    I'll make one of these someday. When I do, I plan to use a boiler design with a water jacket. I'll use 3/16" or 1/4" steel plate to weld an internal fire box which will be surrounded by a chamber (water jacket) filled with water. The hot tub water will be circulated through the chamber, and heated directly by the heat of the fire. I'm sure there'll be issues I'm not thinking of though.


    Reply 3 years ago

    I agree that the chimney is not the best place for the coil. I wanted the coil to be vertical to allow for easy drainage, so I wouldn't have to worry about the water freezing when I'm not using the stove.

    To get rid of the creosote problem, the flue gasses have to be kept above 250 F. I think the only way to do this is with a bit of insulation between the water and the fire. I like your idea of putting the water piping along the top of the stove, but I think I'd just leave the whole thing on the outside.

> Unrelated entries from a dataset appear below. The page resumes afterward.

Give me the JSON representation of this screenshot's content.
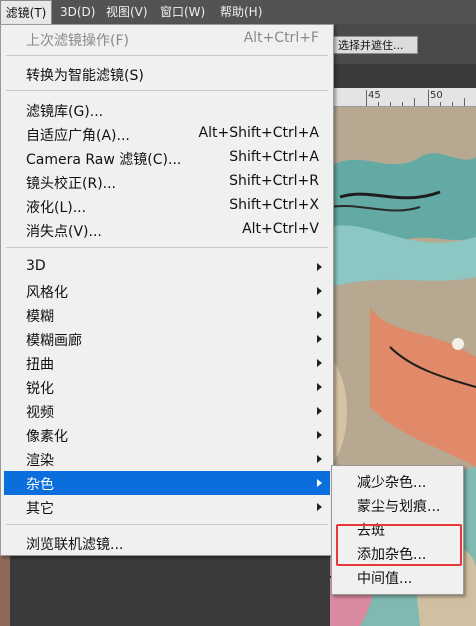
{
  "menubar": {
    "items": [
      {
        "label": "滤镜(T)",
        "active": true
      },
      {
        "label": "3D(D)"
      },
      {
        "label": "视图(V)"
      },
      {
        "label": "窗口(W)"
      },
      {
        "label": "帮助(H)"
      }
    ]
  },
  "options_bar": {
    "button_label": "选择并遮住..."
  },
  "ruler": {
    "labels": [
      "45",
      "50"
    ]
  },
  "filter_menu": {
    "last_filter": {
      "label": "上次滤镜操作(F)",
      "shortcut": "Alt+Ctrl+F",
      "enabled": false
    },
    "smart_filter": {
      "label": "转换为智能滤镜(S)"
    },
    "group1": [
      {
        "label": "滤镜库(G)...",
        "shortcut": ""
      },
      {
        "label": "自适应广角(A)...",
        "shortcut": "Alt+Shift+Ctrl+A"
      },
      {
        "label": "Camera Raw 滤镜(C)...",
        "shortcut": "Shift+Ctrl+A"
      },
      {
        "label": "镜头校正(R)...",
        "shortcut": "Shift+Ctrl+R"
      },
      {
        "label": "液化(L)...",
        "shortcut": "Shift+Ctrl+X"
      },
      {
        "label": "消失点(V)...",
        "shortcut": "Alt+Ctrl+V"
      }
    ],
    "submenus": [
      {
        "label": "3D"
      },
      {
        "label": "风格化"
      },
      {
        "label": "模糊"
      },
      {
        "label": "模糊画廊"
      },
      {
        "label": "扭曲"
      },
      {
        "label": "锐化"
      },
      {
        "label": "视频"
      },
      {
        "label": "像素化"
      },
      {
        "label": "渲染"
      },
      {
        "label": "杂色",
        "highlighted": true
      },
      {
        "label": "其它"
      }
    ],
    "browse_online": {
      "label": "浏览联机滤镜..."
    }
  },
  "noise_submenu": {
    "items": [
      {
        "label": "减少杂色..."
      },
      {
        "label": "蒙尘与划痕..."
      },
      {
        "label": "去斑"
      },
      {
        "label": "添加杂色..."
      },
      {
        "label": "中间值..."
      }
    ],
    "annotation": "red rectangle around 去斑 / 添加杂色..."
  },
  "colors": {
    "highlight": "#0a6fdc",
    "menu_bg": "#f0f0f0",
    "annotation_red": "#e53935"
  }
}
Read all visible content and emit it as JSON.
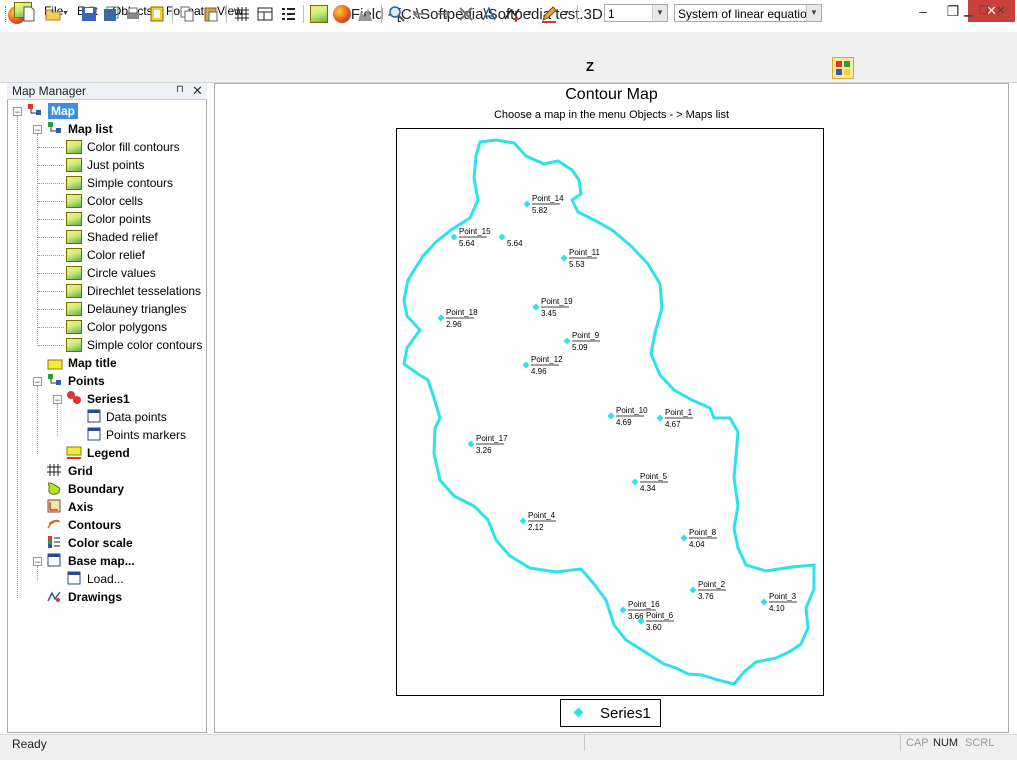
{
  "window": {
    "title": "Field - [C:\\Softpedia\\Softpedia test.3DF - Maps]",
    "min_glyph": "–",
    "max_glyph": "❐",
    "close_glyph": "✕"
  },
  "menu": {
    "items": [
      "File",
      "Edit",
      "Objects",
      "Format",
      "View"
    ],
    "mdi_min": "▁",
    "mdi_restore": "❐",
    "mdi_close": "✕"
  },
  "toolbar": {
    "z_label": "Z",
    "z_value": "1",
    "method_value": "System of linear equatio",
    "combo_arrow": "▼"
  },
  "panel": {
    "title": "Map Manager",
    "pin": "⊓",
    "close": "✕",
    "tree": {
      "root": "Map",
      "map_list": "Map list",
      "maps": [
        "Color fill contours",
        "Just points",
        "Simple contours",
        "Color cells",
        "Color points",
        "Shaded relief",
        "Color relief",
        "Circle values",
        "Direchlet tesselations",
        "Delauney triangles",
        "Color polygons",
        "Simple color contours"
      ],
      "map_title": "Map title",
      "points": "Points",
      "series1": "Series1",
      "data_points": "Data points",
      "points_markers": "Points markers",
      "legend": "Legend",
      "grid": "Grid",
      "boundary": "Boundary",
      "axis": "Axis",
      "contours": "Contours",
      "color_scale": "Color scale",
      "base_map": "Base map...",
      "load": "Load...",
      "drawings": "Drawings",
      "minus": "−"
    }
  },
  "map": {
    "title": "Contour Map",
    "subtitle": "Choose a map in the menu Objects - > Maps list",
    "legend_series": "Series1",
    "boundary_color": "#2de2ec",
    "marker_color": "#2de2ec",
    "points": [
      {
        "name": "Point_14",
        "value": "5.82"
      },
      {
        "name": "Point_15",
        "value": "5.64"
      },
      {
        "name": "",
        "value": "5.64"
      },
      {
        "name": "Point_11",
        "value": "5.53"
      },
      {
        "name": "Point_19",
        "value": "3.45"
      },
      {
        "name": "Point_18",
        "value": "2.96"
      },
      {
        "name": "Point_9",
        "value": "5.09"
      },
      {
        "name": "Point_12",
        "value": "4.96"
      },
      {
        "name": "Point_10",
        "value": "4.69"
      },
      {
        "name": "Point_1",
        "value": "4.67"
      },
      {
        "name": "Point_17",
        "value": "3.26"
      },
      {
        "name": "Point_5",
        "value": "4.34"
      },
      {
        "name": "Point_4",
        "value": "2.12"
      },
      {
        "name": "Point_8",
        "value": "4.04"
      },
      {
        "name": "Point_2",
        "value": "3.76"
      },
      {
        "name": "Point_3",
        "value": "4.10"
      },
      {
        "name": "Point_16",
        "value": "3.66"
      },
      {
        "name": "Point_6",
        "value": "3.60"
      }
    ]
  },
  "status": {
    "text": "Ready",
    "cap": "CAP",
    "num": "NUM",
    "scrl": "SCRL"
  }
}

    FYI, if you want to go the water jacket route, a 30-gallon steel drum nests nicely inside a 55-gallon drum.


    3 years ago

    If you allow the water to bypass the pump, a natural convention current will occur, mitigating the risk of your low temp solder joints from melting.

    1 reply

    Reply 3 years ago

    Thanks for the suggestion.

    The solder joint melting was caused by user error. The tub only had a few inches of water in it when I started the fire.

    The pump is a centrifugal pump, so when it is turned off, there is no barrier to water flow. Nevertheless, I haven't found much of a convection current. I think that for a system like that to work, both the inlet and outlet have to be submerged. Also, the highest point in my coil is about 5 ft. above the water level of the tub, and the natural convection systems seem to have the top of the coil at a level that's lower than the surface of the water.


    5 years ago on Introduction

    This is an awesome instructable. I am dying to give this a try.


    5 years ago

    You can braze the copper just fine using something like stay-silv or (way cheaper) a phos-copper brazing filler. In fact, using phos-copper brazing rid means you won't need to use flux.